Assignment:
Output the entries that follow, word for word.

Material shown:
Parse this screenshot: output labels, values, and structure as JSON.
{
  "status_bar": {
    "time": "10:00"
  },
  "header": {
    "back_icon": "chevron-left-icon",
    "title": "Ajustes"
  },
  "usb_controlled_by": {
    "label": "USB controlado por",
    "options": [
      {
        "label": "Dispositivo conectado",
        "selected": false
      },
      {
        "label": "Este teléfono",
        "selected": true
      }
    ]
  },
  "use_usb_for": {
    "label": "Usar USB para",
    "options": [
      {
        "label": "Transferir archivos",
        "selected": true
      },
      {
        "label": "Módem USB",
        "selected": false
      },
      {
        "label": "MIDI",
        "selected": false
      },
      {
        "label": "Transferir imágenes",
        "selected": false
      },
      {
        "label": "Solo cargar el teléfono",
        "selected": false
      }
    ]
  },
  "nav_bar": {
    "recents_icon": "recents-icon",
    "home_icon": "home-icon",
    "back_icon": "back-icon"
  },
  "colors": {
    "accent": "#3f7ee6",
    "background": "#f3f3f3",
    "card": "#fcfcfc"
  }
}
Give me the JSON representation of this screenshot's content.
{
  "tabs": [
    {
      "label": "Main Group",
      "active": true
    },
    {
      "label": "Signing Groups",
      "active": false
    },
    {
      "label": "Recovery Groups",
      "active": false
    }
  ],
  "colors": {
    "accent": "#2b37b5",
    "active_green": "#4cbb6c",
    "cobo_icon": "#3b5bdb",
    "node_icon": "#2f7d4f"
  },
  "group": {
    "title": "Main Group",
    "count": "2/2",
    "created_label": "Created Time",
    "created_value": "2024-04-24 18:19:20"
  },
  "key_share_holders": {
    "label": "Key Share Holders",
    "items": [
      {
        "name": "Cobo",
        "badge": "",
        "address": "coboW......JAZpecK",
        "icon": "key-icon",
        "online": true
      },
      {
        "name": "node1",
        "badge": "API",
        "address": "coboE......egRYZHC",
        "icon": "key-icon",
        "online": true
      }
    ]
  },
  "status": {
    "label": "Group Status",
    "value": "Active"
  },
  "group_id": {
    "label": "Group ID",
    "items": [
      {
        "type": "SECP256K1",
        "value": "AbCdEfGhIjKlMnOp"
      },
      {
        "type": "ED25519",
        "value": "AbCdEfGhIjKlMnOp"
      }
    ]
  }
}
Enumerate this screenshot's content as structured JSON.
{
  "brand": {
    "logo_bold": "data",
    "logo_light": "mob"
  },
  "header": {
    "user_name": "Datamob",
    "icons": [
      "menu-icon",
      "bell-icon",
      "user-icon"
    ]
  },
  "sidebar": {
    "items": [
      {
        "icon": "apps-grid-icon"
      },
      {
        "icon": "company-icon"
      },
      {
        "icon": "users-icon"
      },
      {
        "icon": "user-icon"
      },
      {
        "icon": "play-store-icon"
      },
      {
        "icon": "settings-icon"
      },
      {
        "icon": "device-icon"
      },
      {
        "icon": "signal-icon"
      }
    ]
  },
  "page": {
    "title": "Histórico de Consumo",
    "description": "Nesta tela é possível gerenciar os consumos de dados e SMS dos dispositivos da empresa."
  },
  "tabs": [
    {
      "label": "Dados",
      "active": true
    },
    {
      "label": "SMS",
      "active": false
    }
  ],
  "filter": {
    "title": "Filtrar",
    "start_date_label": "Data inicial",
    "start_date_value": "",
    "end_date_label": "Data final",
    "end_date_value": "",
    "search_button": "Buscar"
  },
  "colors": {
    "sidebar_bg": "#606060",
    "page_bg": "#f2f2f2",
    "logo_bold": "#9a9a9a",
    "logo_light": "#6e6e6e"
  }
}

The completed task:
Parse this screenshot: output labels, values, and structure as JSON.
{
  "status_bar": {
    "time": "10:00"
  },
  "header": {
    "back_icon": "chevron-left-icon",
    "title": "Ajustes"
  },
  "usb_controlled_by": {
    "label": "USB controlado por",
    "options": [
      {
        "label": "Dispositivo conectado",
        "selected": false
      },
      {
        "label": "Este teléfono",
        "selected": true
      }
    ]
  },
  "use_usb_for": {
    "label": "Usar USB para",
    "options": [
      {
        "label": "Transferir archivos",
        "selected": true
      },
      {
        "label": "Módem USB",
        "selected": false
      },
      {
        "label": "MIDI",
        "selected": false
      },
      {
        "label": "Transferir imágenes",
        "selected": false
      },
      {
        "label": "Solo cargar el teléfono",
        "selected": false
      }
    ]
  },
  "nav_bar": {
    "recents_icon": "recents-icon",
    "home_icon": "home-icon",
    "back_icon": "back-icon"
  },
  "colors": {
    "accent": "#3f7ee6",
    "background": "#f3f3f3",
    "card": "#fcfcfc"
  }
}
Give me the JSON representation of this screenshot's content.
{
  "tabs": [
    {
      "label": "Main Group",
      "active": true
    },
    {
      "label": "Signing Groups",
      "active": false
    },
    {
      "label": "Recovery Groups",
      "active": false
    }
  ],
  "colors": {
    "accent": "#2b37b5",
    "active_green": "#4cbb6c",
    "cobo_icon": "#3b5bdb",
    "node_icon": "#2f7d4f"
  },
  "group": {
    "title": "Main Group",
    "count": "2/2",
    "created_label": "Created Time",
    "created_value": "2024-04-24 18:19:20"
  },
  "key_share_holders": {
    "label": "Key Share Holders",
    "items": [
      {
        "name": "Cobo",
        "badge": "",
        "address": "coboW......JAZpecK",
        "icon": "key-icon",
        "online": true
      },
      {
        "name": "node1",
        "badge": "API",
        "address": "coboE......egRYZHC",
        "icon": "key-icon",
        "online": true
      }
    ]
  },
  "status": {
    "label": "Group Status",
    "value": "Active"
  },
  "group_id": {
    "label": "Group ID",
    "items": [
      {
        "type": "SECP256K1",
        "value": "AbCdEfGhIjKlMnOp"
      },
      {
        "type": "ED25519",
        "value": "AbCdEfGhIjKlMnOp"
      }
    ]
  }
}
Enumerate this screenshot's content as structured JSON.
{
  "brand": {
    "logo_bold": "data",
    "logo_light": "mob"
  },
  "header": {
    "user_name": "Datamob",
    "icons": [
      "menu-icon",
      "bell-icon",
      "user-icon"
    ]
  },
  "sidebar": {
    "items": [
      {
        "icon": "apps-grid-icon"
      },
      {
        "icon": "company-icon"
      },
      {
        "icon": "users-icon"
      },
      {
        "icon": "user-icon"
      },
      {
        "icon": "play-store-icon"
      },
      {
        "icon": "settings-icon"
      },
      {
        "icon": "device-icon"
      },
      {
        "icon": "signal-icon"
      }
    ]
  },
  "page": {
    "title": "Histórico de Consumo",
    "description": "Nesta tela é possível gerenciar os consumos de dados e SMS dos dispositivos da empresa."
  },
  "tabs": [
    {
      "label": "Dados",
      "active": true
    },
    {
      "label": "SMS",
      "active": false
    }
  ],
  "filter": {
    "title": "Filtrar",
    "start_date_label": "Data inicial",
    "start_date_value": "",
    "end_date_label": "Data final",
    "end_date_value": "",
    "search_button": "Buscar"
  },
  "colors": {
    "sidebar_bg": "#606060",
    "page_bg": "#f2f2f2",
    "logo_bold": "#9a9a9a",
    "logo_light": "#6e6e6e"
  }
}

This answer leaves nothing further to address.